Cyber Crime and Threat Analysis – Greylogic is the place to turn to. “GreyLogic is a veteran-owned small business registered in the State of Washington that specializes in the investigation of cyber conflicts by State and non-State actors, and monitors emerging threats in the global cyber landscape.

Unlike other Information Security companies, GreyLogic investigators and analysts go beyond the purely technical forensics of an attack to include geopolitical influences, bad actor profiles, individual and organizational connections (both hidden and disclosed), and other relevant data necessary for policy makers and corporate executives to properly evaluate the facts of an incident or threat before deciding on a course of action.” (from Website)

Greylogic has released to the public their findings on the Russia/ Georgia cyber conflict (Project Grey Goose Phase I) and the evolving state of cyberwarfare (Project Grey Goose Phase II). Confidential data is available to government/ corporate agencies.

Greylogic is led by CEO Jeffrey Carr, author of “Inside Cyber Warfare”.

Current Terrorist Tactics and Threats – Flashpoint Partners is the place to turn to. “Flashpoint Partners is a research and analysis enterprise focused on global security, with managing partners based in London and New York.  FP offers a host of contract consulting services which are available to international governments, law enforcement agencies, media outlets, academic institutions, and private corporations.  We have a proven track record in successfully completing critical projects for a variety of high-profile clients around the world–including the U.S. Department of Justice, the U.S. Department of Defense, Scotland Yard’s SO-15 Counter Terrorism Command, the United Kingdom Crown Prosecution Service, the Australian Federal Police (AFP), and the International Court of Justice at the Hague.” (from Website)

Flashpoint Partners is led by Evan Kohlmann, author of “Al-Qaida’s Jihad in Europe”. Mr. Kohlmann has provided consulting and analysis to an alphabet soup list of worldwide government agencies concerning various counter-terrorism topics and has testified as an expert witness in more federal court cases than I care to list.

I have had the pleasure of hearing both Jeffrey Carr and Evan Kohlmann in separate cyber-security related seminars and the knowledge and insight of both is amazing.
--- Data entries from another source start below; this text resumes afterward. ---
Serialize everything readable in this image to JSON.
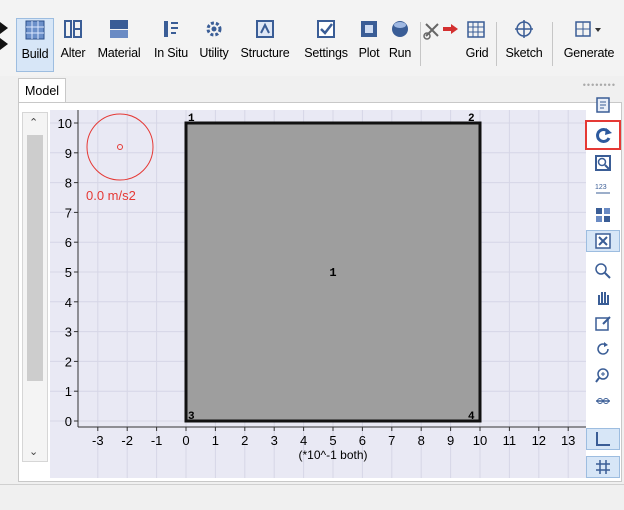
{
  "toolbar": {
    "items": [
      {
        "label": "Build",
        "icon": "build-grid-icon"
      },
      {
        "label": "Alter",
        "icon": "alter-icon"
      },
      {
        "label": "Material",
        "icon": "material-icon"
      },
      {
        "label": "In Situ",
        "icon": "in-situ-icon"
      },
      {
        "label": "Utility",
        "icon": "utility-gear-icon"
      },
      {
        "label": "Structure",
        "icon": "structure-icon"
      },
      {
        "label": "Settings",
        "icon": "settings-checkbox-icon"
      },
      {
        "label": "Plot",
        "icon": "plot-icon"
      },
      {
        "label": "Run",
        "icon": "run-sphere-icon"
      },
      {
        "label": "Grid",
        "icon": "grid-icon"
      },
      {
        "label": "Sketch",
        "icon": "sketch-crosshair-icon"
      },
      {
        "label": "Generate",
        "icon": "generate-icon"
      }
    ]
  },
  "tabs": {
    "model": "Model"
  },
  "view": {
    "gravity_label": "0.0 m/s2",
    "zone_label": "1",
    "corner_labels": {
      "top_left": "1",
      "top_right": "2",
      "bottom_left": "3",
      "bottom_right": "4"
    },
    "x_ticks": [
      "-3",
      "-2",
      "-1",
      "0",
      "1",
      "2",
      "3",
      "4",
      "5",
      "6",
      "7",
      "8",
      "9",
      "10",
      "11",
      "12",
      "13"
    ],
    "y_ticks": [
      "0",
      "1",
      "2",
      "3",
      "4",
      "5",
      "6",
      "7",
      "8",
      "9",
      "10"
    ],
    "axis_scale_label": "(*10^-1 both)"
  },
  "colors": {
    "gravity": "#e53935",
    "block_fill": "#9e9e9e",
    "plot_bg": "#e9e9f4",
    "highlight": "#e53935"
  }
}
I highly recommend both, check out their websites and if you get the chance to hear either in person or in an online webinar, you will not be disappointed.